Saying “Suora tua!” (Your nun!) helps.
Hungarians give flowers in
odd numbers, because only corpses receive bouquets of flowers in even numbers.
And never whistle indoors, because it causes your money to
be whistled away.
There are more: spilling
salt or leaving the pointy end of your knife face up lead to arguments, and a
bird flying into the house is thought to be a portent of death. My Hungarian
friend won’t say whether death
comes to the residents of the house or to the bird.
According to Russian
superstition, wearing your clothes inside out will attract a beating! If
friends discover one of their crew has put an item of clothing on inside out,
they’ll give him or her a symbolic punch. Before a test it’s bad luck to wear
anything new, make your bed, or cut your fingernails; and it’s bad luck to celebrate
someone’s birthday before the actual day. A hare crossing your path is as
unlucky as a black cat, and
for singles, sitting at the edge of a table will doom you to another 7 years
The number four is
considered extremely unlucky because the word is strikingly similar to the word
for “death.” (Same goes for China and Korea.) Many buildings won’t have a
fourth floor for this reason.
Since almost all Japanese
funerals are cremations, and part of the ceremony involves the relatives
picking the bones out of the ashes with a pair of giant chopsticks, a few
Japanese deathly superstitions involve these implements. Don’t stick your

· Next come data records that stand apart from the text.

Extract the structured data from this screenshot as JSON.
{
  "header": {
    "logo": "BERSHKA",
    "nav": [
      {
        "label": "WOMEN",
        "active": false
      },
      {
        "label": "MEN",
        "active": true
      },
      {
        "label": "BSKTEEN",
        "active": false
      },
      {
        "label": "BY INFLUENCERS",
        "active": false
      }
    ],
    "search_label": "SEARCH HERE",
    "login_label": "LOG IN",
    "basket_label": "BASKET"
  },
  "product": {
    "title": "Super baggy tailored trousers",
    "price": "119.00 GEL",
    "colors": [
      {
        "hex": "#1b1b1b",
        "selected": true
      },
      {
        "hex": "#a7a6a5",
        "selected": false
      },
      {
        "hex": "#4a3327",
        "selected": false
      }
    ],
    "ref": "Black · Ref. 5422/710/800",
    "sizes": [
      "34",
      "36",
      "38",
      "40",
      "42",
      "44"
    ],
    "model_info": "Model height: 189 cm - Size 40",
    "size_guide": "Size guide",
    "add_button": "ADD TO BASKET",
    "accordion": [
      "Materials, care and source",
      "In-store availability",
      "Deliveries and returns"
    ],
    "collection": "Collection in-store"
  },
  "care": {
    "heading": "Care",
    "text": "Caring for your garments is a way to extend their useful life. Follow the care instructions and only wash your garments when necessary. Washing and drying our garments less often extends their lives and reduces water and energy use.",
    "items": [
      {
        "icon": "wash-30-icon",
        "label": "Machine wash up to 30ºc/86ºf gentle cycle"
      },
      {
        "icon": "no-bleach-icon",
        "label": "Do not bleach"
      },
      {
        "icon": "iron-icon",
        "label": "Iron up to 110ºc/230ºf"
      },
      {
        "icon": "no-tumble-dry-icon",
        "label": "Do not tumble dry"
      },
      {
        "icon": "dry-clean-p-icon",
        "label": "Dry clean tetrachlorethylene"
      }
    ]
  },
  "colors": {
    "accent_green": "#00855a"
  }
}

chopsticks straight into a bowl of rice, and never pass food between them, as
this recalls the act of passing the deceased’s bones between relatives.
A good friend of mine taught ESL in Daegu, South
Korea for a year and told me this: never write someone’s name in red ink,
because it means they will die. Another fear in South Korea, bordering on urban
legend, is fear of Fan Death. This is thought to occur when one turns on an
electric fan in a room whose windows are all closed.
Charms against the evil
eye. Photo by zoonabar
But it might be more than
mere superstition: Korean scientists have studied the phenomenon, and believe
electric fans can cause hypothermia, and contribute to asphyxiation due to
environmental displacement of oxygen.
Fan deaths are reported in
South Korean media every year. My friend said her students were absolutely
terrified of Fan Death, so she would threaten to turn on the electric fan if
A Chinese-American friend
of mine got married
several years ago, and having grown up in America, had a typically fluffy view
of how her big day should be… until her Chinese-born parents shot down her
ideas one by one, claiming they were horribly unlucky. White invitations and
white flowers were a no-no, since in China white is the color of death, as were
sandalwood fan wedding favors – since fans open outward, and therefore push
people away from you.
My friend and her fiancé
had wanted to buy four millimeter wedding bands, but – stunned at all the
superstitions they’d never known about – decided to run this idea by their
parents first, in case it was also bad luck in some way. Their parents laughed
at them. “That’s just silly,” they said.
Like many places in the
world, folks in Egypt have no love for black cats, owls, or crows – believing
them to be bad omens. A friend who lives in Cairo told me very traditional
Egyptians might sometimes give their children strange names to avoid envy – so
could, for example, call their boy khaysha, which means “rag”.
Some people believe
complimenting a baby’s looks attracts the evil eye. So instead of saying, “Oh,
what a beautiful baby,” try something like, “Oh, what an ugly kid!” Go on – you
know you’ve always wanted to!